> _Provided data_
- - - -

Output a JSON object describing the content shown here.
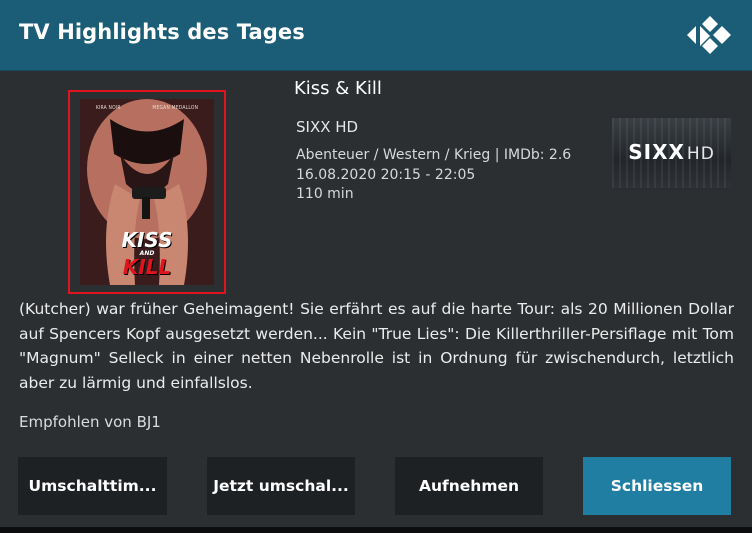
{
  "header": {
    "title": "TV Highlights des Tages"
  },
  "poster": {
    "credits": [
      "KIRA NOIR",
      "MEGAN MEDALLON"
    ],
    "title_line1": "KISS",
    "title_line2": "AND",
    "title_line3": "KILL"
  },
  "program": {
    "title": "Kiss & Kill",
    "channel": "SIXX HD",
    "genre_rating": "Abenteuer / Western / Krieg | IMDb: 2.6",
    "datetime": "16.08.2020 20:15 - 22:05",
    "duration": "110 min",
    "channel_logo_main": "SIXX",
    "channel_logo_hd": "HD"
  },
  "description": "(Kutcher) war früher Geheimagent! Sie erfährt es auf die harte Tour: als 20 Millionen Dollar auf Spencers Kopf ausgesetzt werden... Kein \"True Lies\": Die Killerthriller-Persiflage mit Tom \"Magnum\" Selleck in einer netten Nebenrolle ist in Ordnung für zwischendurch, letztlich aber zu lärmig und einfallslos.",
  "recommended": "Empfohlen von BJ1",
  "buttons": {
    "timer": "Umschalttim...",
    "switch_now": "Jetzt umschal...",
    "record": "Aufnehmen",
    "close": "Schliessen"
  },
  "colors": {
    "header": "#1b5d76",
    "focused_button": "#1f7ea1",
    "highlight_border": "#e0141c"
  }
}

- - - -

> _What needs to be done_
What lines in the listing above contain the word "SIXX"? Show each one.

> _Exercise response_
    "channel": "SIXX HD",
    "channel_logo_main": "SIXX",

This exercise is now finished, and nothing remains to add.